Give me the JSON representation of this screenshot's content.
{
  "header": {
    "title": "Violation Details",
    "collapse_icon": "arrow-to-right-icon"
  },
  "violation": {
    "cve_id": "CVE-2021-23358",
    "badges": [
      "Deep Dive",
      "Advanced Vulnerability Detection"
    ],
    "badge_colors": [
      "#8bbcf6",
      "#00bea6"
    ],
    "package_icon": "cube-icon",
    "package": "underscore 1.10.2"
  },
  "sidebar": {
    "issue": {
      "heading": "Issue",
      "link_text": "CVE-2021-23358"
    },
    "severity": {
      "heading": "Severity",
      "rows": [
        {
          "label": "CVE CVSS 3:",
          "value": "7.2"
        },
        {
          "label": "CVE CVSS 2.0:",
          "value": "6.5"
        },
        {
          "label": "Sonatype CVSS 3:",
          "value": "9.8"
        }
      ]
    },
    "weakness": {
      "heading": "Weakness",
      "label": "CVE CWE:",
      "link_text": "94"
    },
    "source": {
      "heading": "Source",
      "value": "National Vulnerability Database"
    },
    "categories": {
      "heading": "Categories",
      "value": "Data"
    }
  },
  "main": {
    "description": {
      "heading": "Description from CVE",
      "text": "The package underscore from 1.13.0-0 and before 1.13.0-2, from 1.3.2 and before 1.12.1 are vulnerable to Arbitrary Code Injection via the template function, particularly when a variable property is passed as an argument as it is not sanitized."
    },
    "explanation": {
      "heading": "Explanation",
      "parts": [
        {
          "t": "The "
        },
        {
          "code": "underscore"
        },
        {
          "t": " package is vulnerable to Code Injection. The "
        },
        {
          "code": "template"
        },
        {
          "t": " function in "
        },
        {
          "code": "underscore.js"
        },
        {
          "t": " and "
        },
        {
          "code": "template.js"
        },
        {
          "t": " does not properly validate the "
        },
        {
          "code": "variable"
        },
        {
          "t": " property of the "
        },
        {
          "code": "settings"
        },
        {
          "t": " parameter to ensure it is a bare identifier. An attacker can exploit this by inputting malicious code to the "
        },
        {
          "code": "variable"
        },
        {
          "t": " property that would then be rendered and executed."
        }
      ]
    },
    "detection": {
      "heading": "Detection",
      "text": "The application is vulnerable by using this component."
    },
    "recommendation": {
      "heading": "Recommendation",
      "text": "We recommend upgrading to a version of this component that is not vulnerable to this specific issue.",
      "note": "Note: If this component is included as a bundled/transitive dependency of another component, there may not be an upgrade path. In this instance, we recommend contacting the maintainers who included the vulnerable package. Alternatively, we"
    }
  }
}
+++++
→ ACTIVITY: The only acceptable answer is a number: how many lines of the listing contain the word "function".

→ EXERCISE ANSWER: 2